So I went to check out three retailers and their website and found their published email contacts. Instead of calling them on the phone, I decided to drop them an email instead. Imagine my surprise when two out of the three got bounced for various reasons, and one just went missing into the ether.

Let’s look at where each of these companies went wrong.

Company 1: Fuwell (www.fuwell.com.sg)
Fuwell is one of the more established PC hardware vendors here in Singapore. They are not one of the big boys, nor are they a newly minted company. They have been around for a number of years and seems to be pretty successful in this tight market.

Judging from their website, its obvious they don’t put any focus on their online presence. At their contact us page, they’ve published their sales enquiries address.

When I sent them an email, I got a bounced mail with “Recipient’s mailbox is full, message returned to sender”. So, either their sales is so hot they can’t cope with the number of emails flooding their enquiries mailbox, or they haven’t bothered to check/clear their email. I’m more inclined to think its the latter.

I think the lesson here is pretty obvious, check your mail box!. Clear the old emails, so that new ones can come in.

To give them the benefit of the doubt, I have to also point out that it’s entirely possible that their email is flooded with spam. After all they published the email link out in the open for any spammer to get at. The best approach here is to use an email webform, so that your email address is hidden from those nasty spammers.

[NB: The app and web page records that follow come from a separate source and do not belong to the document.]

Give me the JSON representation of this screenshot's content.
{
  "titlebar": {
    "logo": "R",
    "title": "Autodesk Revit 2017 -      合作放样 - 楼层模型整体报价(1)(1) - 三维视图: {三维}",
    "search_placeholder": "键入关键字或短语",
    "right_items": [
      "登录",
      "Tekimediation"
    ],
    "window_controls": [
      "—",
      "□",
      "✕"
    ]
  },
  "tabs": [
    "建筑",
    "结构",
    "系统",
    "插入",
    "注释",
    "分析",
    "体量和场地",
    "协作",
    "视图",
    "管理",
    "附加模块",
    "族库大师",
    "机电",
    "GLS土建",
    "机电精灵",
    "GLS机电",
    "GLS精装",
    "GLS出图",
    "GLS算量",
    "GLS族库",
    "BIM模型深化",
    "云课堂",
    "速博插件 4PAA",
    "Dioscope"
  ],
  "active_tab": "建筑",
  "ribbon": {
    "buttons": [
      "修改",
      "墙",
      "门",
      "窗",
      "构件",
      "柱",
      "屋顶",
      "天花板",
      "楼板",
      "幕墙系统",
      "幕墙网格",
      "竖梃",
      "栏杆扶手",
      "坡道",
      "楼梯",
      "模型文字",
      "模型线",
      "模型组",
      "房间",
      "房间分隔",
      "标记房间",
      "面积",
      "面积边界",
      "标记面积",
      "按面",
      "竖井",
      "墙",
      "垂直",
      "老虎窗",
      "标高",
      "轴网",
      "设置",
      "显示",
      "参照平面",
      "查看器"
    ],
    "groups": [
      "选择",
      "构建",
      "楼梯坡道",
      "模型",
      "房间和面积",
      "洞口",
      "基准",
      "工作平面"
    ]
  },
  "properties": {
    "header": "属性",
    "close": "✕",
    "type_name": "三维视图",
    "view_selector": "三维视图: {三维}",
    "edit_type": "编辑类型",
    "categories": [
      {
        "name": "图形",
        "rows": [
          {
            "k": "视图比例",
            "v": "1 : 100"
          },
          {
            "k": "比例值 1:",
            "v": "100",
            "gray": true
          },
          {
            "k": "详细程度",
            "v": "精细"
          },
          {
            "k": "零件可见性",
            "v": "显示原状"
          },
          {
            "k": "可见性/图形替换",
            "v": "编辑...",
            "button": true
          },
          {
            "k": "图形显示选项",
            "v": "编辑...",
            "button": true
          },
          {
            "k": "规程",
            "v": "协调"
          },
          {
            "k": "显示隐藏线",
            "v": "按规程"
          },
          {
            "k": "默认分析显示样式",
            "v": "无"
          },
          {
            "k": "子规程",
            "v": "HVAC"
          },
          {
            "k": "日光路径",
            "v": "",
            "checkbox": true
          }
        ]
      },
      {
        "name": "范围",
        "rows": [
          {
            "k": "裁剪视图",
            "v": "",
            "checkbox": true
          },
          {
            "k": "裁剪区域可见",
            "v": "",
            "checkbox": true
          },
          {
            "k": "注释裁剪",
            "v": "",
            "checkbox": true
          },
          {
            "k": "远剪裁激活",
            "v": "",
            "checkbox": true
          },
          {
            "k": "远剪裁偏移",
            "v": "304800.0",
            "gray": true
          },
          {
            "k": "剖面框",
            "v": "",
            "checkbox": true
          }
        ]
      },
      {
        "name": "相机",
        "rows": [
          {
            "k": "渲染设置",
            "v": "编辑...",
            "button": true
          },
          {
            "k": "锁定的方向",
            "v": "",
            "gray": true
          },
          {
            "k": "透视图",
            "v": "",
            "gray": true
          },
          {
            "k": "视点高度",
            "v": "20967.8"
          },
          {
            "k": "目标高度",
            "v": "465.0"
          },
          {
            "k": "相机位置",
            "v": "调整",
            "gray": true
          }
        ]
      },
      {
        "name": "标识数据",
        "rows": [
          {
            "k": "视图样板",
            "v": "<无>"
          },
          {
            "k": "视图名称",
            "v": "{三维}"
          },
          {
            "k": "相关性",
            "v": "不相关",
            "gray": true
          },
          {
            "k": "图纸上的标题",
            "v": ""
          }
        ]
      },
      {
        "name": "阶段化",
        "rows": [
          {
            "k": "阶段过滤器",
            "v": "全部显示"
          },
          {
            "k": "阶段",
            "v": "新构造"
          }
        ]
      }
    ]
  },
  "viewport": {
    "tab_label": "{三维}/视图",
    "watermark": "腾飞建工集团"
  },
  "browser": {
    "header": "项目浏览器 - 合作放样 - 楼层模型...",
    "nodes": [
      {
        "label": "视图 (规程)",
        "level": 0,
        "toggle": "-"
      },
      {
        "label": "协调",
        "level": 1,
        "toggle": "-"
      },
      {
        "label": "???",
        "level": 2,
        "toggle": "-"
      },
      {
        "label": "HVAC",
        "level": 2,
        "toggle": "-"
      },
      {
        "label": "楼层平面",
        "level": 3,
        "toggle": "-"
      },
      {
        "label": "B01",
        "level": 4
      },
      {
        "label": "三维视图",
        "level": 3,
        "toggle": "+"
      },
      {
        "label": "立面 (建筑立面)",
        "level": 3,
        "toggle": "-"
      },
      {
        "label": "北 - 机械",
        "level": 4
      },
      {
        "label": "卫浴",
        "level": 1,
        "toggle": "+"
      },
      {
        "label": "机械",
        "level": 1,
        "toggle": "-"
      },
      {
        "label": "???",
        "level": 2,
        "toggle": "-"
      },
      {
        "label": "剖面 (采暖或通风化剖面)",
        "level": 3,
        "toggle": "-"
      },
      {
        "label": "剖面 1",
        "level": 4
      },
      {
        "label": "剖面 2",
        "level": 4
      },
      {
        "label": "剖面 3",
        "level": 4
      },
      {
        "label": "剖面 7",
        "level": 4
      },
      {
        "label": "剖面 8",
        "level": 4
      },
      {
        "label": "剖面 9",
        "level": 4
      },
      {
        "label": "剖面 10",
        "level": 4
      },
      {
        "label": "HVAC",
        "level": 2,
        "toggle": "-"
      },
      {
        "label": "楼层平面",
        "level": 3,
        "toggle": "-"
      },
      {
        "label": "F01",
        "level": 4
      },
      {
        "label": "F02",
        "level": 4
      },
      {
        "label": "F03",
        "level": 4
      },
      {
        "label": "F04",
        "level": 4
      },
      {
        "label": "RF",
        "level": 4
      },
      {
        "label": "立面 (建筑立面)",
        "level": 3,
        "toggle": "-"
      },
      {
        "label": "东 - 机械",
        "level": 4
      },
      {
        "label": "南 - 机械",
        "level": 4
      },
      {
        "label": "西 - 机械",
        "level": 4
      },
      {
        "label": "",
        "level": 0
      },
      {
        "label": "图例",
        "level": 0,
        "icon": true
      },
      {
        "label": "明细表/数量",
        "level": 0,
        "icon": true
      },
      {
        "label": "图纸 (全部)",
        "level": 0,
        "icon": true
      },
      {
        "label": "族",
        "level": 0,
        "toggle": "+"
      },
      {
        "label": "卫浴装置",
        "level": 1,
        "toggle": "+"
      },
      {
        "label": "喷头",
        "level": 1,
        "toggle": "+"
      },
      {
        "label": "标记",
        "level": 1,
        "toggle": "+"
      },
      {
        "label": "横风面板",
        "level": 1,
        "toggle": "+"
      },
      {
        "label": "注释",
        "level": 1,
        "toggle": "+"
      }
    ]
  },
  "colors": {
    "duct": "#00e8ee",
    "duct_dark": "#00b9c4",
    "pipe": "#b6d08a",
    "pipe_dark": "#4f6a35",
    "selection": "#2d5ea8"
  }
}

Company 2: Newstead (http://www.newstead.com.sg/)
Newstead is a similar company to Fuwell, but specializes in notebooks. With Newstead, I had 2 problems when I tried to contact them via email.

The first problem was addressing the email to enquiries@newstead.com.sg, instead of enquires@newstead.com.sg. A few hours later, I got a bounced mail with ‘unknown or illegal alias’. Obviously, I didn’t read the email address properly, so that was my bad. But there’s still a good lesson to be learnt here, and that is to choose the right keywords to use. In this case, it’s more common (in Singapore at least) to use ‘enquiries’ instead ‘enquires’. That one ‘i’ makes a difference in whether you get your sales lead or not.

The second problem was, after fixing the first problem and sending my email to enquires@newstead.com.sg, I still got a bounced mail with the same problem – ‘unknown or illegal alias’. In other words, the ‘enquires’ email address also doesn’t exist. This got me checking the address again, and this time, it’s NOT my bad.

I guess the lesson here is pretty obvious, if you publish an email address, make sure your email mailbox exists! You know what really got me, was what was written in huge bold letters above the email address. Talk about irony.

Ironic email message

Company 3: Carrefour (http://www.carrefour.com.sg)
Yes, this is the Carrefour, the giant supermarket chain from France. In this case, I filled up their feedback form and the email was off. But after 3-4 days, I’m still waiting for a reply, or at least some indication that they have received my email.

Now I know that this is seems nit-picky, since it’s only being 3+ days since I sent them the email, but being that Carrefour is a 1 billion euros market cap company, I think they need to be held to a different standard than the first 2 encounters. It’s not unreasonable to expect at least an automated reply from such a company, after all, that’s something pretty easily setup within an email system. Not only that, 3-4 business days is pretty decent service level standard to follow.

So finally, the lesson here would be, the bigger you are, the higher the expectations will be.

To close, it’s hard to imagine that a simple thing like an email contact on a website can mean a potential lost of a sales lead, but the simple truth is, it does, irregardless of whether you are a big or small company. In fact, it’s obvious that it’s even more detrimental to the smaller companies, since every sales lead could mean the difference between profit or loss. Think about it.